How AI Can Collect Clues to Prevent Future School Shootings – Digital Trends
We can all agree that preventing an act of violence from striking our schools is vital. The goal of Firestorm is to mitigate crises, and we do this by being there before the weapon ever comes to the scene.
School shooters leave clues, and using artificial intelligence (AI) as a tool can help identify early warning signs before an act of violence is committed.
How AI Can Collect Clues to Prevent Future School Shootings
In the light of recent deadly school shootings in the United States, educators, parents, and security experts are looking to technology to help solve the problem. At the forefront is the use of artificial intelligence.
“Our goal is to make sure a kid never wants to bring a gun to school,” Suzy Loughlin, co-founder and chief council of Firestorm, a crisis management firm, said. Toward that end, in partnership with the University of Alabama School of Continuing Education, the company has developed a prevention program that looks for early warning signs in kids who may be at risk of committing future violent acts.
Dubbed BERTHA, for Behavioral Risk Threat Assessment Program, the idea grew out of the 2007 mass shooting at Virginia Tech when 32 people were murdered — one of the deadliest in U.S. history. The February shooting at the Marjory Stoneman Douglas High School in Parkland, Florida that killed 17 people brought more attention to the issue, underscored again in May, by the Santa Fe High School shooting in Texas where 10 students and teachers were killed.
The risk assessment program is conceived of as a safety net to catch children who may need help and intervention before they become suicidal or violent.
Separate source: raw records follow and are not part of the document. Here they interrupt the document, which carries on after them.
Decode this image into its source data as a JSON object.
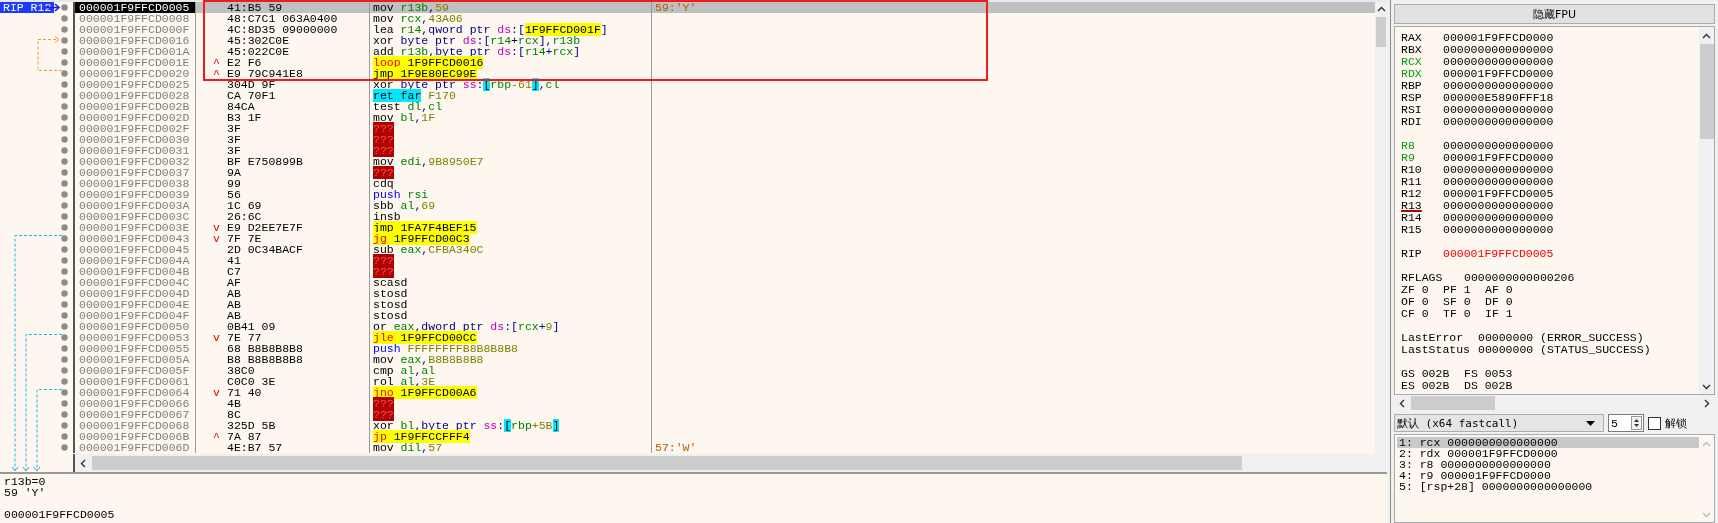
{
  "disassembly": {
    "rows": [
      {
        "address": "000001F9FFCD0005",
        "bytes": "41:B5 59",
        "instruction": [
          {
            "text": "mov ",
            "kind": "op"
          },
          {
            "text": "r13b",
            "kind": "reg"
          },
          {
            "text": ",",
            "kind": "text"
          },
          {
            "text": "59",
            "kind": "imm"
          }
        ],
        "comment": "59:'Y'",
        "selected": true,
        "label": "RIP R12"
      },
      {
        "address": "000001F9FFCD0008",
        "bytes": "48:C7C1 063A0400",
        "instruction": [
          {
            "text": "mov ",
            "kind": "op"
          },
          {
            "text": "rcx",
            "kind": "reg"
          },
          {
            "text": ",",
            "kind": "text"
          },
          {
            "text": "43A06",
            "kind": "imm"
          }
        ],
        "selected": false
      },
      {
        "address": "000001F9FFCD000F",
        "bytes": "4C:8D35 09000000",
        "instruction": [
          {
            "text": "lea ",
            "kind": "op"
          },
          {
            "text": "r14",
            "kind": "reg"
          },
          {
            "text": ",",
            "kind": "text"
          },
          {
            "text": "qword ptr ",
            "kind": "size"
          },
          {
            "text": "ds",
            "kind": "seg"
          },
          {
            "text": ":[",
            "kind": "text"
          },
          {
            "text": "1F9FFCD001F",
            "kind": "target"
          },
          {
            "text": "]",
            "kind": "text"
          }
        ],
        "selected": false
      },
      {
        "address": "000001F9FFCD0016",
        "bytes": "45:302C0E",
        "instruction": [
          {
            "text": "xor ",
            "kind": "op"
          },
          {
            "text": "byte ptr ",
            "kind": "size"
          },
          {
            "text": "ds",
            "kind": "seg"
          },
          {
            "text": ":[",
            "kind": "text"
          },
          {
            "text": "r14",
            "kind": "reg"
          },
          {
            "text": "+",
            "kind": "text"
          },
          {
            "text": "rcx",
            "kind": "reg"
          },
          {
            "text": "],",
            "kind": "text"
          },
          {
            "text": "r13b",
            "kind": "reg"
          }
        ],
        "selected": false
      },
      {
        "address": "000001F9FFCD001A",
        "bytes": "45:022C0E",
        "instruction": [
          {
            "text": "add ",
            "kind": "op"
          },
          {
            "text": "r13b",
            "kind": "reg"
          },
          {
            "text": ",",
            "kind": "text"
          },
          {
            "text": "byte ptr ",
            "kind": "size"
          },
          {
            "text": "ds",
            "kind": "seg"
          },
          {
            "text": ":[",
            "kind": "text"
          },
          {
            "text": "r14",
            "kind": "reg"
          },
          {
            "text": "+",
            "kind": "text"
          },
          {
            "text": "rcx",
            "kind": "reg"
          },
          {
            "text": "]",
            "kind": "text"
          }
        ],
        "selected": false
      },
      {
        "address": "000001F9FFCD001E",
        "mark": "^",
        "bytes": "E2 F6",
        "instruction": [
          {
            "text": "loop ",
            "kind": "cond"
          },
          {
            "text": "1F9FFCD0016",
            "kind": "target"
          }
        ],
        "selected": false
      },
      {
        "address": "000001F9FFCD0020",
        "mark": "^",
        "bytes": "E9 79C941E8",
        "instruction": [
          {
            "text": "jmp ",
            "kind": "jump"
          },
          {
            "text": "1F9E80EC99E",
            "kind": "target"
          }
        ],
        "selected": false
      },
      {
        "address": "000001F9FFCD0025",
        "bytes": "304D 9F",
        "instruction": [
          {
            "text": "xor ",
            "kind": "op"
          },
          {
            "text": "byte ptr ",
            "kind": "size"
          },
          {
            "text": "ss",
            "kind": "seg"
          },
          {
            "text": ":",
            "kind": "text"
          },
          {
            "text": "[",
            "kind": "bracket"
          },
          {
            "text": "rbp",
            "kind": "reg"
          },
          {
            "text": "-61",
            "kind": "imm"
          },
          {
            "text": "]",
            "kind": "bracket"
          },
          {
            "text": ",",
            "kind": "text"
          },
          {
            "text": "cl",
            "kind": "reg"
          }
        ],
        "selected": false
      },
      {
        "address": "000001F9FFCD0028",
        "bytes": "CA 70F1",
        "instruction": [
          {
            "text": "ret far",
            "kind": "ret"
          },
          {
            "text": " F170",
            "kind": "imm"
          }
        ],
        "selected": false
      },
      {
        "address": "000001F9FFCD002B",
        "bytes": "84CA",
        "instruction": [
          {
            "text": "test ",
            "kind": "op"
          },
          {
            "text": "dl",
            "kind": "reg"
          },
          {
            "text": ",",
            "kind": "text"
          },
          {
            "text": "cl",
            "kind": "reg"
          }
        ],
        "selected": false
      },
      {
        "address": "000001F9FFCD002D",
        "bytes": "B3 1F",
        "instruction": [
          {
            "text": "mov ",
            "kind": "op"
          },
          {
            "text": "bl",
            "kind": "reg"
          },
          {
            "text": ",",
            "kind": "text"
          },
          {
            "text": "1F",
            "kind": "imm"
          }
        ],
        "selected": false
      },
      {
        "address": "000001F9FFCD002F",
        "bytes": "3F",
        "instruction": [
          {
            "text": "???",
            "kind": "bad"
          }
        ],
        "selected": false
      },
      {
        "address": "000001F9FFCD0030",
        "bytes": "3F",
        "instruction": [
          {
            "text": "???",
            "kind": "bad"
          }
        ],
        "selected": false
      },
      {
        "address": "000001F9FFCD0031",
        "bytes": "3F",
        "instruction": [
          {
            "text": "???",
            "kind": "bad"
          }
        ],
        "selected": false
      },
      {
        "address": "000001F9FFCD0032",
        "bytes": "BF E750899B",
        "instruction": [
          {
            "text": "mov ",
            "kind": "op"
          },
          {
            "text": "edi",
            "kind": "reg"
          },
          {
            "text": ",",
            "kind": "text"
          },
          {
            "text": "9B8950E7",
            "kind": "imm"
          }
        ],
        "selected": false
      },
      {
        "address": "000001F9FFCD0037",
        "bytes": "9A",
        "instruction": [
          {
            "text": "???",
            "kind": "bad"
          }
        ],
        "selected": false
      },
      {
        "address": "000001F9FFCD0038",
        "bytes": "99",
        "instruction": [
          {
            "text": "cdq",
            "kind": "op"
          }
        ],
        "selected": false
      },
      {
        "address": "000001F9FFCD0039",
        "bytes": "56",
        "instruction": [
          {
            "text": "push ",
            "kind": "stack"
          },
          {
            "text": "rsi",
            "kind": "reg"
          }
        ],
        "selected": false
      },
      {
        "address": "000001F9FFCD003A",
        "bytes": "1C 69",
        "instruction": [
          {
            "text": "sbb ",
            "kind": "op"
          },
          {
            "text": "al",
            "kind": "reg"
          },
          {
            "text": ",",
            "kind": "text"
          },
          {
            "text": "69",
            "kind": "imm"
          }
        ],
        "selected": false
      },
      {
        "address": "000001F9FFCD003C",
        "bytes": "26:6C",
        "instruction": [
          {
            "text": "insb",
            "kind": "op"
          }
        ],
        "selected": false
      },
      {
        "address": "000001F9FFCD003E",
        "mark": "v",
        "bytes": "E9 D2EE7E7F",
        "instruction": [
          {
            "text": "jmp ",
            "kind": "jump"
          },
          {
            "text": "1FA7F4BEF15",
            "kind": "target"
          }
        ],
        "selected": false
      },
      {
        "address": "000001F9FFCD0043",
        "mark": "v",
        "bytes": "7F 7E",
        "instruction": [
          {
            "text": "jg ",
            "kind": "cond"
          },
          {
            "text": "1F9FFCD00C3",
            "kind": "target"
          }
        ],
        "selected": false
      },
      {
        "address": "000001F9FFCD0045",
        "bytes": "2D 0C34BACF",
        "instruction": [
          {
            "text": "sub ",
            "kind": "op"
          },
          {
            "text": "eax",
            "kind": "reg"
          },
          {
            "text": ",",
            "kind": "text"
          },
          {
            "text": "CFBA340C",
            "kind": "imm"
          }
        ],
        "selected": false
      },
      {
        "address": "000001F9FFCD004A",
        "bytes": "41",
        "instruction": [
          {
            "text": "???",
            "kind": "bad"
          }
        ],
        "selected": false
      },
      {
        "address": "000001F9FFCD004B",
        "bytes": "C7",
        "instruction": [
          {
            "text": "???",
            "kind": "bad"
          }
        ],
        "selected": false
      },
      {
        "address": "000001F9FFCD004C",
        "bytes": "AF",
        "instruction": [
          {
            "text": "scasd",
            "kind": "op"
          }
        ],
        "selected": false
      },
      {
        "address": "000001F9FFCD004D",
        "bytes": "AB",
        "instruction": [
          {
            "text": "stosd",
            "kind": "op"
          }
        ],
        "selected": false
      },
      {
        "address": "000001F9FFCD004E",
        "bytes": "AB",
        "instruction": [
          {
            "text": "stosd",
            "kind": "op"
          }
        ],
        "selected": false
      },
      {
        "address": "000001F9FFCD004F",
        "bytes": "AB",
        "instruction": [
          {
            "text": "stosd",
            "kind": "op"
          }
        ],
        "selected": false
      },
      {
        "address": "000001F9FFCD0050",
        "bytes": "0B41 09",
        "instruction": [
          {
            "text": "or ",
            "kind": "op"
          },
          {
            "text": "eax",
            "kind": "reg"
          },
          {
            "text": ",",
            "kind": "text"
          },
          {
            "text": "dword ptr ",
            "kind": "size"
          },
          {
            "text": "ds",
            "kind": "seg"
          },
          {
            "text": ":[",
            "kind": "text"
          },
          {
            "text": "rcx",
            "kind": "reg"
          },
          {
            "text": "+",
            "kind": "text"
          },
          {
            "text": "9",
            "kind": "imm"
          },
          {
            "text": "]",
            "kind": "text"
          }
        ],
        "selected": false
      },
      {
        "address": "000001F9FFCD0053",
        "mark": "v",
        "bytes": "7E 77",
        "instruction": [
          {
            "text": "jle ",
            "kind": "cond"
          },
          {
            "text": "1F9FFCD00CC",
            "kind": "target"
          }
        ],
        "selected": false
      },
      {
        "address": "000001F9FFCD0055",
        "bytes": "68 B8B8B8B8",
        "instruction": [
          {
            "text": "push ",
            "kind": "stack"
          },
          {
            "text": "FFFFFFFFB8B8B8B8",
            "kind": "imm"
          }
        ],
        "selected": false
      },
      {
        "address": "000001F9FFCD005A",
        "bytes": "B8 B8B8B8B8",
        "instruction": [
          {
            "text": "mov ",
            "kind": "op"
          },
          {
            "text": "eax",
            "kind": "reg"
          },
          {
            "text": ",",
            "kind": "text"
          },
          {
            "text": "B8B8B8B8",
            "kind": "imm"
          }
        ],
        "selected": false
      },
      {
        "address": "000001F9FFCD005F",
        "bytes": "38C0",
        "instruction": [
          {
            "text": "cmp ",
            "kind": "op"
          },
          {
            "text": "al",
            "kind": "reg"
          },
          {
            "text": ",",
            "kind": "text"
          },
          {
            "text": "al",
            "kind": "reg"
          }
        ],
        "selected": false
      },
      {
        "address": "000001F9FFCD0061",
        "bytes": "C0C0 3E",
        "instruction": [
          {
            "text": "rol ",
            "kind": "op"
          },
          {
            "text": "al",
            "kind": "reg"
          },
          {
            "text": ",",
            "kind": "text"
          },
          {
            "text": "3E",
            "kind": "imm"
          }
        ],
        "selected": false
      },
      {
        "address": "000001F9FFCD0064",
        "mark": "v",
        "bytes": "71 40",
        "instruction": [
          {
            "text": "jno ",
            "kind": "cond"
          },
          {
            "text": "1F9FFCD00A6",
            "kind": "target"
          }
        ],
        "selected": false
      },
      {
        "address": "000001F9FFCD0066",
        "bytes": "4B",
        "instruction": [
          {
            "text": "???",
            "kind": "bad"
          }
        ],
        "selected": false
      },
      {
        "address": "000001F9FFCD0067",
        "bytes": "8C",
        "instruction": [
          {
            "text": "???",
            "kind": "bad"
          }
        ],
        "selected": false
      },
      {
        "address": "000001F9FFCD0068",
        "bytes": "325D 5B",
        "instruction": [
          {
            "text": "xor ",
            "kind": "op"
          },
          {
            "text": "bl",
            "kind": "reg"
          },
          {
            "text": ",",
            "kind": "text"
          },
          {
            "text": "byte ptr ",
            "kind": "size"
          },
          {
            "text": "ss",
            "kind": "seg"
          },
          {
            "text": ":",
            "kind": "text"
          },
          {
            "text": "[",
            "kind": "bracket"
          },
          {
            "text": "rbp",
            "kind": "reg"
          },
          {
            "text": "+5B",
            "kind": "imm"
          },
          {
            "text": "]",
            "kind": "bracket"
          }
        ],
        "selected": false
      },
      {
        "address": "000001F9FFCD006B",
        "mark": "^",
        "bytes": "7A 87",
        "instruction": [
          {
            "text": "jp ",
            "kind": "cond"
          },
          {
            "text": "1F9FFCCFFF4",
            "kind": "target"
          }
        ],
        "selected": false
      },
      {
        "address": "000001F9FFCD006D",
        "bytes": "4E:B7 57",
        "instruction": [
          {
            "text": "mov ",
            "kind": "op"
          },
          {
            "text": "dil",
            "kind": "reg"
          },
          {
            "text": ",",
            "kind": "text"
          },
          {
            "text": "57",
            "kind": "imm"
          }
        ],
        "comment": "57:'W'",
        "selected": false
      }
    ]
  },
  "info": {
    "lines": [
      "r13b=0",
      "59 'Y'"
    ],
    "address": "000001F9FFCD0005"
  },
  "registers": {
    "toggle_button": "隐藏FPU",
    "groups": [
      [
        {
          "name": "RAX",
          "value": "000001F9FFCD0000",
          "kind": "plain"
        },
        {
          "name": "RBX",
          "value": "0000000000000000",
          "kind": "plain"
        },
        {
          "name": "RCX",
          "value": "0000000000000000",
          "kind": "modified"
        },
        {
          "name": "RDX",
          "value": "000001F9FFCD0000",
          "kind": "modified"
        },
        {
          "name": "RBP",
          "value": "0000000000000000",
          "kind": "plain"
        },
        {
          "name": "RSP",
          "value": "000000E5890FFF18",
          "kind": "plain"
        },
        {
          "name": "RSI",
          "value": "0000000000000000",
          "kind": "plain"
        },
        {
          "name": "RDI",
          "value": "0000000000000000",
          "kind": "plain"
        }
      ],
      [
        {
          "name": "R8",
          "value": "0000000000000000",
          "kind": "modified"
        },
        {
          "name": "R9",
          "value": "000001F9FFCD0000",
          "kind": "modified"
        },
        {
          "name": "R10",
          "value": "0000000000000000",
          "kind": "plain"
        },
        {
          "name": "R11",
          "value": "0000000000000000",
          "kind": "plain"
        },
        {
          "name": "R12",
          "value": "000001F9FFCD0005",
          "kind": "plain"
        },
        {
          "name": "R13",
          "value": "0000000000000000",
          "kind": "underlined"
        },
        {
          "name": "R14",
          "value": "0000000000000000",
          "kind": "plain"
        },
        {
          "name": "R15",
          "value": "0000000000000000",
          "kind": "plain"
        }
      ],
      [
        {
          "name": "RIP",
          "value": "000001F9FFCD0005",
          "kind": "pointer"
        }
      ]
    ],
    "rflags": {
      "name": "RFLAGS",
      "value": "0000000000000206"
    },
    "flags": [
      [
        {
          "name": "ZF",
          "value": "0"
        },
        {
          "name": "PF",
          "value": "1"
        },
        {
          "name": "AF",
          "value": "0"
        }
      ],
      [
        {
          "name": "OF",
          "value": "0"
        },
        {
          "name": "SF",
          "value": "0"
        },
        {
          "name": "DF",
          "value": "0"
        }
      ],
      [
        {
          "name": "CF",
          "value": "0"
        },
        {
          "name": "TF",
          "value": "0"
        },
        {
          "name": "IF",
          "value": "1"
        }
      ]
    ],
    "status": [
      {
        "name": "LastError",
        "value": "00000000 (ERROR_SUCCESS)"
      },
      {
        "name": "LastStatus",
        "value": "00000000 (STATUS_SUCCESS)"
      }
    ],
    "segments": [
      [
        {
          "name": "GS",
          "value": "002B"
        },
        {
          "name": "FS",
          "value": "0053"
        }
      ],
      [
        {
          "name": "ES",
          "value": "002B"
        },
        {
          "name": "DS",
          "value": "002B"
        }
      ]
    ]
  },
  "call_stack": {
    "convention": "默认 (x64 fastcall)",
    "count": "5",
    "unlock": {
      "label": "解锁",
      "checked": false
    },
    "args": [
      {
        "text": "1: rcx 0000000000000000",
        "selected": true
      },
      {
        "text": "2: rdx 000001F9FFCD0000",
        "selected": false
      },
      {
        "text": "3: r8 0000000000000000",
        "selected": false
      },
      {
        "text": "4: r9 000001F9FFCD0000",
        "selected": false
      },
      {
        "text": "5: [rsp+28] 0000000000000000",
        "selected": false
      }
    ]
  }
}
As demonstrated after each previous incident, administrators, parents, and students wonder why early warning signs — like cyberbullying, allusions to guns, and references to the Columbine High School shooting in Colorado, in 1999 — weren’t noticed earlier.
USING AI TO SEARCH FOR CLUES
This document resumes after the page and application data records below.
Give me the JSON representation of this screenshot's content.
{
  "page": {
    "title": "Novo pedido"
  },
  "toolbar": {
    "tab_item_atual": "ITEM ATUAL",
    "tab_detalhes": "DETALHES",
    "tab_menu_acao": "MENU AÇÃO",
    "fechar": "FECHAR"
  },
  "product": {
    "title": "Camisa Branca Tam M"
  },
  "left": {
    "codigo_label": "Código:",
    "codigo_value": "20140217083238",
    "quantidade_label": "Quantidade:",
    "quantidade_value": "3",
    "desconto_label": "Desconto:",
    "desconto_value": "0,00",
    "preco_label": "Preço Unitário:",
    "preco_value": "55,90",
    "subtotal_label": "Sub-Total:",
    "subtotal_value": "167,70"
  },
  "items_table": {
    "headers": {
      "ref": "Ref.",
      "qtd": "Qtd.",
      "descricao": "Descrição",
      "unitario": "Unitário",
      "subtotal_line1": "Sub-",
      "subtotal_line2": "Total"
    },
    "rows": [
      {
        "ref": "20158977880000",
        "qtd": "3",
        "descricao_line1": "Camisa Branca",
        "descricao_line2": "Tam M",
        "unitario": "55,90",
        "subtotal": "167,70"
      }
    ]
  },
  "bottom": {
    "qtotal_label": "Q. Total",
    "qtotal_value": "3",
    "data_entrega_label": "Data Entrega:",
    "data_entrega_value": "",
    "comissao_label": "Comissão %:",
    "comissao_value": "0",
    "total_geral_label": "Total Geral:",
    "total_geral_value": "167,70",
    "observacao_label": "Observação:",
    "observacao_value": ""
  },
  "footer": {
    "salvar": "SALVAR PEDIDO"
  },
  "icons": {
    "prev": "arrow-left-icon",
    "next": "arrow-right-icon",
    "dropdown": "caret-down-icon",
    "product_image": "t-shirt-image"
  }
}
The challenge has been the difficulty of sifting through the mountains of data generated in forums and social media accounts to find the few needles that might alert a school counselor or psychologist that a child is in trouble. So, to filter out such clues online, administrators are enlisting artificial intelligence tools.
“Our goal is to make sure a kid never wants to bring a gun to school.”
“We’re the AI component,” explained Mina Lux, the founder and CEO of New York-based Meelo Logic. Her company is working on the BERTHA program with Firestorm to perform the initial heavy lifting of sorting through what has become known as big data. “Our focus is knowledge automation to understand the context.”
Meelo’s software can trace comments and postings back to their original source. The company refers to the process as causal reasoning, but it’s more analogous to finding patient zero, the original individual about whom someone else may have expressed concern.
“Usually, there’s an initial outburst online, and they are purposely making that public — it may be a call for help,” Hart Brown, the COO of Firestorm, explained. “And in 80 percent of the cases, at least one other person knows, so even if the first post is private, someone else is likely to make it public.”
The images below are from the May 10th, 2018 event at the National Press Club in Washington, D.C. Firestorm experts, partners, and the Albert Family from Parkland, Florida discussed ways we can prevent incidents of violence in our Nation’s schools.